### YOUR OBJECTIVE
Scan the lines below for the word "title". Copy each line you find it in.

Collected data entries
══════
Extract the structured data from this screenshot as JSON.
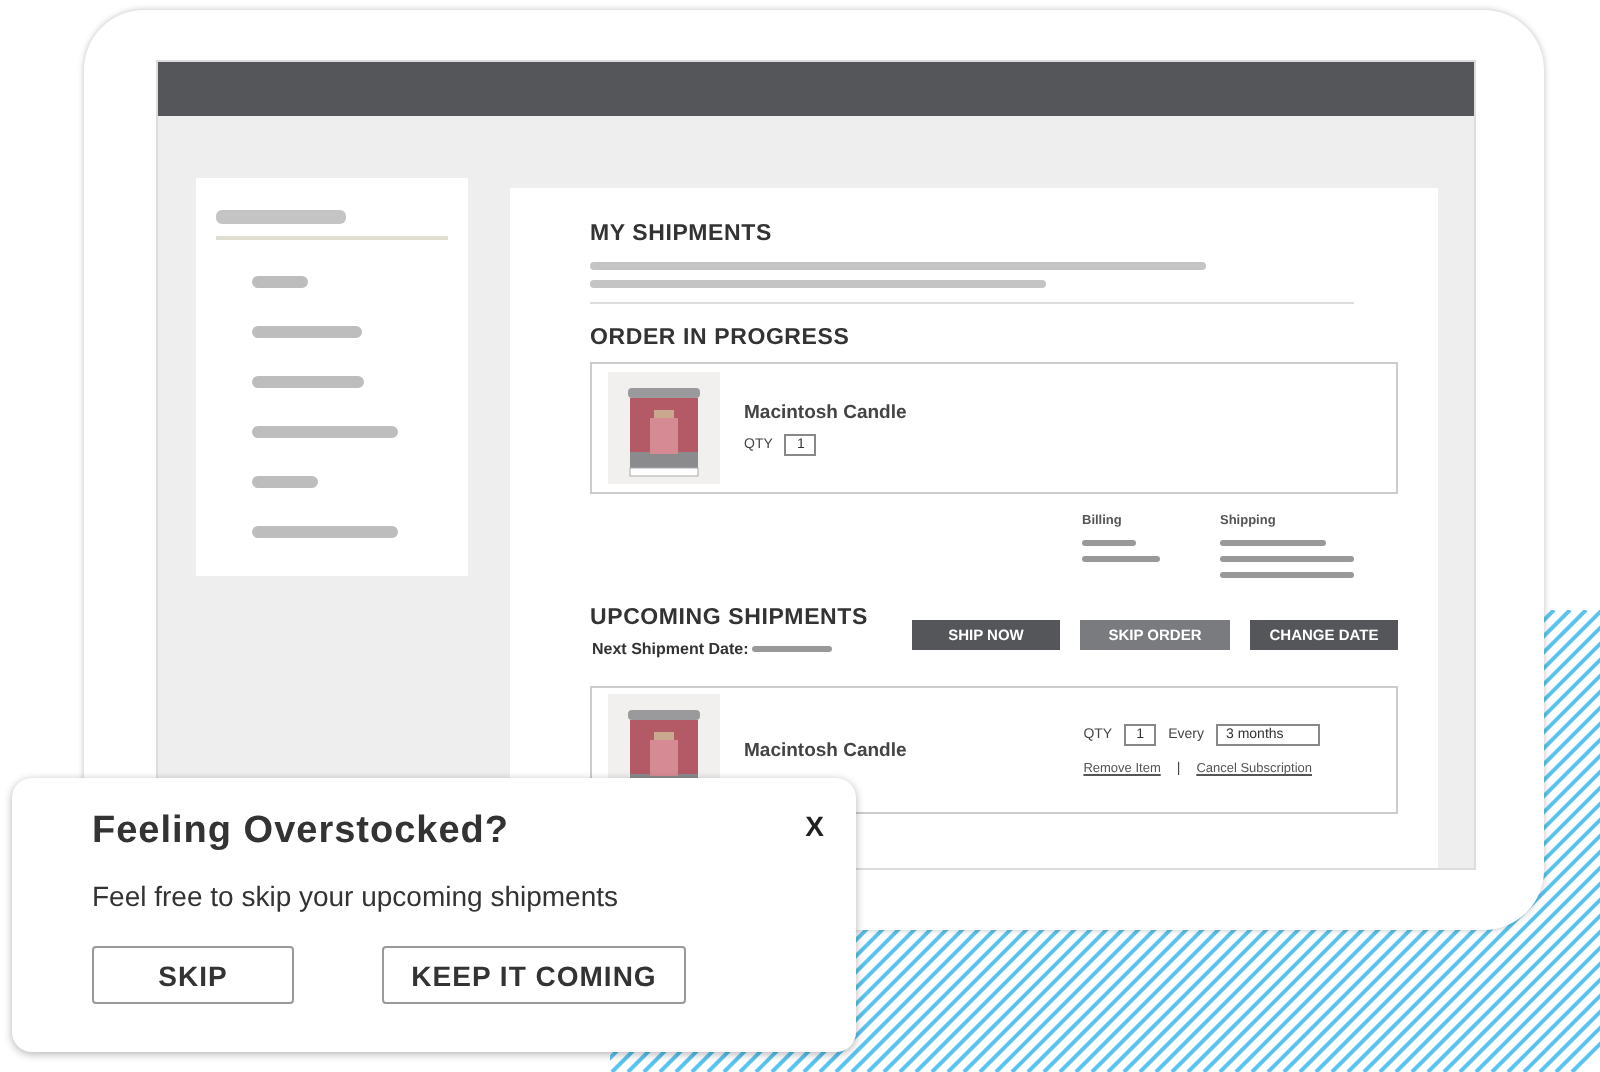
{
  "page": {
    "title": "MY SHIPMENTS"
  },
  "order_in_progress": {
    "heading": "ORDER IN PROGRESS",
    "item": {
      "name": "Macintosh Candle",
      "qty_label": "QTY",
      "qty": "1"
    },
    "billing_label": "Billing",
    "shipping_label": "Shipping"
  },
  "upcoming": {
    "heading": "UPCOMING SHIPMENTS",
    "next_date_label": "Next Shipment Date:",
    "buttons": [
      {
        "label": "SHIP NOW",
        "kind": "dark"
      },
      {
        "label": "SKIP ORDER",
        "kind": "medium"
      },
      {
        "label": "CHANGE DATE",
        "kind": "dark"
      }
    ],
    "item": {
      "name": "Macintosh Candle",
      "qty_label": "QTY",
      "qty": "1",
      "every_label": "Every",
      "frequency": "3 months",
      "links": [
        "Remove Item",
        "Cancel Subscription"
      ],
      "separator": "|"
    }
  },
  "popup": {
    "title": "Feeling Overstocked?",
    "close": "X",
    "message": "Feel free to skip your upcoming shipments",
    "buttons": [
      "SKIP",
      "KEEP IT COMING"
    ]
  }
}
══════
### SOLUTION
    "title": "MY SHIPMENTS"
    "title": "Feeling Overstocked?",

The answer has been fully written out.